ycoo[0] = (int) y;
ycoo[1] = (int) y;
ycoo[2] = (int) (y + height);
ycoo[3] = (int) (y + height);

// Manipulate each vertex, so it fits the rotated sprite.
for(int z=0;z<4;++z){

xcoo[z] -= centerx;
ycoo[z] -= centery;

xcoo[z] += centerx;
ycoo[z] += centery;

}

}


Help would be very appreciated. Thank you

## marked as duplicate by MichaelHouse♦Jan 7 '14 at 19:21
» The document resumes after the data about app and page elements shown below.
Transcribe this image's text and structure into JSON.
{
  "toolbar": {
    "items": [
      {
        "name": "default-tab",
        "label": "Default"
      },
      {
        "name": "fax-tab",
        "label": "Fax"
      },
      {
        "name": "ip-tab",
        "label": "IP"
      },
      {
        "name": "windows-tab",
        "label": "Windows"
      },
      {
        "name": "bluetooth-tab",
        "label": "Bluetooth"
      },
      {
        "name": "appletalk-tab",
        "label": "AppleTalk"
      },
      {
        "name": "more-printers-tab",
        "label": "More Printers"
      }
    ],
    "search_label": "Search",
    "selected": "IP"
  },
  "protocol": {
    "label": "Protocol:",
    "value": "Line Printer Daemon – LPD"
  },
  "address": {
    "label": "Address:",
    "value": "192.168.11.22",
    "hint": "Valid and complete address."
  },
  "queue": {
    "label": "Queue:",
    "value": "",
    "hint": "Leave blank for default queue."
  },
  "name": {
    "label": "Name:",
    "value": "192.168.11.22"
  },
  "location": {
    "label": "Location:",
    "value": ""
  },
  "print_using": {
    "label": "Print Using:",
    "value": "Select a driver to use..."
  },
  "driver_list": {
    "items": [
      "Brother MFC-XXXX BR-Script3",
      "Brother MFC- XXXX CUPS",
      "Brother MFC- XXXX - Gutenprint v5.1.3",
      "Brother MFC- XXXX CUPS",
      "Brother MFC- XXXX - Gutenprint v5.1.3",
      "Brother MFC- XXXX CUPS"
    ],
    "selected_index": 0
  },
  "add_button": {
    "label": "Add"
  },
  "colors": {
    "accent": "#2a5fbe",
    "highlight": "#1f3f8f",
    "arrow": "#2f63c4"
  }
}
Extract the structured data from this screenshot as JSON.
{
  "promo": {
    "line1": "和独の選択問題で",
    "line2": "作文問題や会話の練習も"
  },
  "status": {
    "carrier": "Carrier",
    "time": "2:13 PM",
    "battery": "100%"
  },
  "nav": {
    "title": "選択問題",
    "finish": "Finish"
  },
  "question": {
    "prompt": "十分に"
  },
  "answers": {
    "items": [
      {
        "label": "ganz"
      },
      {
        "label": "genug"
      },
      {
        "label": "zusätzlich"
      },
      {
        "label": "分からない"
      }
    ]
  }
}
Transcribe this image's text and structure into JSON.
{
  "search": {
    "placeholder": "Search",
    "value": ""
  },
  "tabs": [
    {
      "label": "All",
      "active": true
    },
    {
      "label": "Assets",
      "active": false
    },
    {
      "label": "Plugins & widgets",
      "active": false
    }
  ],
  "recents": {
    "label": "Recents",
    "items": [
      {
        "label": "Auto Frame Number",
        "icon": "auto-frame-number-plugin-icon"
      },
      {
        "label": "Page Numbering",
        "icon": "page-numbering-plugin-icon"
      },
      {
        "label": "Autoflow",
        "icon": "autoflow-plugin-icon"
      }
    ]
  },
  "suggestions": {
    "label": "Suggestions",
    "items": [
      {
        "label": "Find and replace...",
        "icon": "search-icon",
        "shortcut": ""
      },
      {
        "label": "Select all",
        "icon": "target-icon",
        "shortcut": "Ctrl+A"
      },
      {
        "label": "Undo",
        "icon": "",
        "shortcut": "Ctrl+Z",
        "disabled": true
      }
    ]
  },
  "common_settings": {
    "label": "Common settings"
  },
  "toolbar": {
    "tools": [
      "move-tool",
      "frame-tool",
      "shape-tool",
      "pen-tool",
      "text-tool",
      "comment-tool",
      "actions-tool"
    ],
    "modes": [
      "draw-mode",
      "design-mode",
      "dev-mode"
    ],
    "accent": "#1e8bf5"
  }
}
• ycoo[z] = (xcoo[z] * ... uses the xcoo[z] you modified the line before. Consider working on copies of xcoo[z] and ycoo[z] in the loop body and assign them out at the end of the iteration. – Lars Viklund Jan 8 '14 at 14:32
• @LarsViklund In this case, you want to work on the modified xcoo[z], since it's translating back to the origin. – MichaelHouse Jan 9 '14 at 17:03
• @Byte56 As a clarification: in the loop, line 3 and 4 should use the xcoo[z] from line 1, but line 4 gets the xcoo[z] from line 3. The solution I intended to answer with before the question got prematurely locked was: { auto x_rel = xcoo[z] - centerx, y_rel = ycoo[z] - centery; auto x_new = (x_rel * ..); auto y_new = (x_rel * ..); xcoo[z] = x_new + centerx; ycoo[z] = y_new + centery; } – Lars Viklund Jan 13 '14 at 18:09